EXERCISE INPUTS below:

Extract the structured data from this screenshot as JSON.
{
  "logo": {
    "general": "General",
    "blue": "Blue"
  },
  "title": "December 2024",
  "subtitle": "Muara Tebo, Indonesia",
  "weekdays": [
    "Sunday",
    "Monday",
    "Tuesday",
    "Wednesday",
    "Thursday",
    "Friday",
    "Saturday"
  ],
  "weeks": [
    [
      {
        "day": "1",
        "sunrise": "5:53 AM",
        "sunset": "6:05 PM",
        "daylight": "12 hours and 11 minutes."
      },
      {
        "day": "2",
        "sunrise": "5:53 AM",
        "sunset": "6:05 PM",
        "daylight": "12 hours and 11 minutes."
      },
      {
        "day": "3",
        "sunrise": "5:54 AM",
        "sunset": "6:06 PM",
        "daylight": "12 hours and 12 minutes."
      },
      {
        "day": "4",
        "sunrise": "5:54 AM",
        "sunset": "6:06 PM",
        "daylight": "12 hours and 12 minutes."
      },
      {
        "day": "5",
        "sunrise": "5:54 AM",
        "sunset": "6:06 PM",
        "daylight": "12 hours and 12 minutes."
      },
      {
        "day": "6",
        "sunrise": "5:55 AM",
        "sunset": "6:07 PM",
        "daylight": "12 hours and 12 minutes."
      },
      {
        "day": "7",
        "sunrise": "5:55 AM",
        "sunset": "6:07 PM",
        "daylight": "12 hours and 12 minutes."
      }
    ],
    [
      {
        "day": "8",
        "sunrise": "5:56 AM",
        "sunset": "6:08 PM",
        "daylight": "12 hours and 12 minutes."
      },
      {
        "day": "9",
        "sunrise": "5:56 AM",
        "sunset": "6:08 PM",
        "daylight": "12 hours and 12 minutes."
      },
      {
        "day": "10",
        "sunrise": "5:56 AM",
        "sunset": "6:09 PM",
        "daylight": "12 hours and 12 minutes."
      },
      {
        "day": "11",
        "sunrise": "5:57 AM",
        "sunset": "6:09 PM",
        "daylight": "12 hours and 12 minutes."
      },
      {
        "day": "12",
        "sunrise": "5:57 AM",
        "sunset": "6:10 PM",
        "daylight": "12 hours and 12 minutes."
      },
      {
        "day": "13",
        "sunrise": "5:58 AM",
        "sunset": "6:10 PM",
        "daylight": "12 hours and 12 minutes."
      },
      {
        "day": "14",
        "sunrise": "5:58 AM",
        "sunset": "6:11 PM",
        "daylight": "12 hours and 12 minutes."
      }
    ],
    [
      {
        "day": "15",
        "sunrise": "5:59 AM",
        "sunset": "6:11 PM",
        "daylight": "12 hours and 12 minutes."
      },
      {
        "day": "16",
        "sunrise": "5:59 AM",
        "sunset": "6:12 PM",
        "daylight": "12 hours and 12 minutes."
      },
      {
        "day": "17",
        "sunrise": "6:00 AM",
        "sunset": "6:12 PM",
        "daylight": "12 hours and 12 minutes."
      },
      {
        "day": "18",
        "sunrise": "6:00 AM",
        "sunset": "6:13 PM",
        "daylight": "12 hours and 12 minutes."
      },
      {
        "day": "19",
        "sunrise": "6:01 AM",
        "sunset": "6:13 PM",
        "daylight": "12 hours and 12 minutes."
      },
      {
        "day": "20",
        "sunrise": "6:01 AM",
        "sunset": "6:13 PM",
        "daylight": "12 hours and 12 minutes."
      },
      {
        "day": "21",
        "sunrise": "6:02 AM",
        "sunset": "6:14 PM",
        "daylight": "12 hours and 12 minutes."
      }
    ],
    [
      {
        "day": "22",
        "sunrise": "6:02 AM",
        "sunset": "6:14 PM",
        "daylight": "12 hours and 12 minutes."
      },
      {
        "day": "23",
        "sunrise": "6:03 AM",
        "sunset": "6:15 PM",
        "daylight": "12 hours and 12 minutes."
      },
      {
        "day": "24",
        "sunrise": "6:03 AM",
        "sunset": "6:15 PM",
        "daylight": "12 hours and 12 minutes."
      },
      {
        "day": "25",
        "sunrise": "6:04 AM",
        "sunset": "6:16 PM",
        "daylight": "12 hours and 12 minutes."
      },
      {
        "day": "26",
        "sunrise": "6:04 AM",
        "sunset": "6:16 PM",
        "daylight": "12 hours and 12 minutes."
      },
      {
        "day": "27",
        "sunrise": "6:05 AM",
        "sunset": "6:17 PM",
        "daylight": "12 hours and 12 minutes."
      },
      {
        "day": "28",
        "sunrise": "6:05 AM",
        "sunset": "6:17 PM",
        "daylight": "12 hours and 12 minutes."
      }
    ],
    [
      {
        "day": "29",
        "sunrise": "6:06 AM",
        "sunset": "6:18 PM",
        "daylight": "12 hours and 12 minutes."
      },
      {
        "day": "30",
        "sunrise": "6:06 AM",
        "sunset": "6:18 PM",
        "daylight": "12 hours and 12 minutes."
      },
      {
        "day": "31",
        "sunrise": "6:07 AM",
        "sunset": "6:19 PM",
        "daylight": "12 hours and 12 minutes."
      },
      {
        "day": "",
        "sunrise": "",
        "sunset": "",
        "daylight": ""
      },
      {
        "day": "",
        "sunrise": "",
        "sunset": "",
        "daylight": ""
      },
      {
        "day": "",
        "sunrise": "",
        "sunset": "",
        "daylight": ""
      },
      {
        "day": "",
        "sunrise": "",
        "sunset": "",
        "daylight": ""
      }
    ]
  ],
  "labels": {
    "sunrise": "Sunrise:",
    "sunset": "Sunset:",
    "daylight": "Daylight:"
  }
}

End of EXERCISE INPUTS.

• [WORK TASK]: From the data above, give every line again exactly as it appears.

• [EXERCISE SOLUTION]:
Extract the structured data from this screenshot as JSON.
{
  "logo": {
    "general": "General",
    "blue": "Blue"
  },
  "title": "December 2024",
  "subtitle": "Muara Tebo, Indonesia",
  "weekdays": [
    "Sunday",
    "Monday",
    "Tuesday",
    "Wednesday",
    "Thursday",
    "Friday",
    "Saturday"
  ],
  "weeks": [
    [
      {
        "day": "1",
        "sunrise": "5:53 AM",
        "sunset": "6:05 PM",
        "daylight": "12 hours and 11 minutes."
      },
      {
        "day": "2",
        "sunrise": "5:53 AM",
        "sunset": "6:05 PM",
        "daylight": "12 hours and 11 minutes."
      },
      {
        "day": "3",
        "sunrise": "5:54 AM",
        "sunset": "6:06 PM",
        "daylight": "12 hours and 12 minutes."
      },
      {
        "day": "4",
        "sunrise": "5:54 AM",
        "sunset": "6:06 PM",
        "daylight": "12 hours and 12 minutes."
      },
      {
        "day": "5",
        "sunrise": "5:54 AM",
        "sunset": "6:06 PM",
        "daylight": "12 hours and 12 minutes."
      },
      {
        "day": "6",
        "sunrise": "5:55 AM",
        "sunset": "6:07 PM",
        "daylight": "12 hours and 12 minutes."
      },
      {
        "day": "7",
        "sunrise": "5:55 AM",
        "sunset": "6:07 PM",
        "daylight": "12 hours and 12 minutes."
      }
    ],
    [
      {
        "day": "8",
        "sunrise": "5:56 AM",
        "sunset": "6:08 PM",
        "daylight": "12 hours and 12 minutes."
      },
      {
        "day": "9",
        "sunrise": "5:56 AM",
        "sunset": "6:08 PM",
        "daylight": "12 hours and 12 minutes."
      },
      {
        "day": "10",
        "sunrise": "5:56 AM",
        "sunset": "6:09 PM",
        "daylight": "12 hours and 12 minutes."
      },
      {
        "day": "11",
        "sunrise": "5:57 AM",
        "sunset": "6:09 PM",
        "daylight": "12 hours and 12 minutes."
      },
      {
        "day": "12",
        "sunrise": "5:57 AM",
        "sunset": "6:10 PM",
        "daylight": "12 hours and 12 minutes."
      },
      {
        "day": "13",
        "sunrise": "5:58 AM",
        "sunset": "6:10 PM",
        "daylight": "12 hours and 12 minutes."
      },
      {
        "day": "14",
        "sunrise": "5:58 AM",
        "sunset": "6:11 PM",
        "daylight": "12 hours and 12 minutes."
      }
    ],
    [
      {
        "day": "15",
        "sunrise": "5:59 AM",
        "sunset": "6:11 PM",
        "daylight": "12 hours and 12 minutes."
      },
      {
        "day": "16",
        "sunrise": "5:59 AM",
        "sunset": "6:12 PM",
        "daylight": "12 hours and 12 minutes."
      },
      {
        "day": "17",
        "sunrise": "6:00 AM",
        "sunset": "6:12 PM",
        "daylight": "12 hours and 12 minutes."
      },
      {
        "day": "18",
        "sunrise": "6:00 AM",
        "sunset": "6:13 PM",
        "daylight": "12 hours and 12 minutes."
      },
      {
        "day": "19",
        "sunrise": "6:01 AM",
        "sunset": "6:13 PM",
        "daylight": "12 hours and 12 minutes."
      },
      {
        "day": "20",
        "sunrise": "6:01 AM",
        "sunset": "6:13 PM",
        "daylight": "12 hours and 12 minutes."
      },
      {
        "day": "21",
        "sunrise": "6:02 AM",
        "sunset": "6:14 PM",
        "daylight": "12 hours and 12 minutes."
      }
    ],
    [
      {
        "day": "22",
        "sunrise": "6:02 AM",
        "sunset": "6:14 PM",
        "daylight": "12 hours and 12 minutes."
      },
      {
        "day": "23",
        "sunrise": "6:03 AM",
        "sunset": "6:15 PM",
        "daylight": "12 hours and 12 minutes."
      },
      {
        "day": "24",
        "sunrise": "6:03 AM",
        "sunset": "6:15 PM",
        "daylight": "12 hours and 12 minutes."
      },
      {
        "day": "25",
        "sunrise": "6:04 AM",
        "sunset": "6:16 PM",
        "daylight": "12 hours and 12 minutes."
      },
      {
        "day": "26",
        "sunrise": "6:04 AM",
        "sunset": "6:16 PM",
        "daylight": "12 hours and 12 minutes."
      },
      {
        "day": "27",
        "sunrise": "6:05 AM",
        "sunset": "6:17 PM",
        "daylight": "12 hours and 12 minutes."
      },
      {
        "day": "28",
        "sunrise": "6:05 AM",
        "sunset": "6:17 PM",
        "daylight": "12 hours and 12 minutes."
      }
    ],
    [
      {
        "day": "29",
        "sunrise": "6:06 AM",
        "sunset": "6:18 PM",
        "daylight": "12 hours and 12 minutes."
      },
      {
        "day": "30",
        "sunrise": "6:06 AM",
        "sunset": "6:18 PM",
        "daylight": "12 hours and 12 minutes."
      },
      {
        "day": "31",
        "sunrise": "6:07 AM",
        "sunset": "6:19 PM",
        "daylight": "12 hours and 12 minutes."
      },
      {
        "day": "",
        "sunrise": "",
        "sunset": "",
        "daylight": ""
      },
      {
        "day": "",
        "sunrise": "",
        "sunset": "",
        "daylight": ""
      },
      {
        "day": "",
        "sunrise": "",
        "sunset": "",
        "daylight": ""
      },
      {
        "day": "",
        "sunrise": "",
        "sunset": "",
        "daylight": ""
      }
    ]
  ],
  "labels": {
    "sunrise": "Sunrise:",
    "sunset": "Sunset:",
    "daylight": "Daylight:"
  }
}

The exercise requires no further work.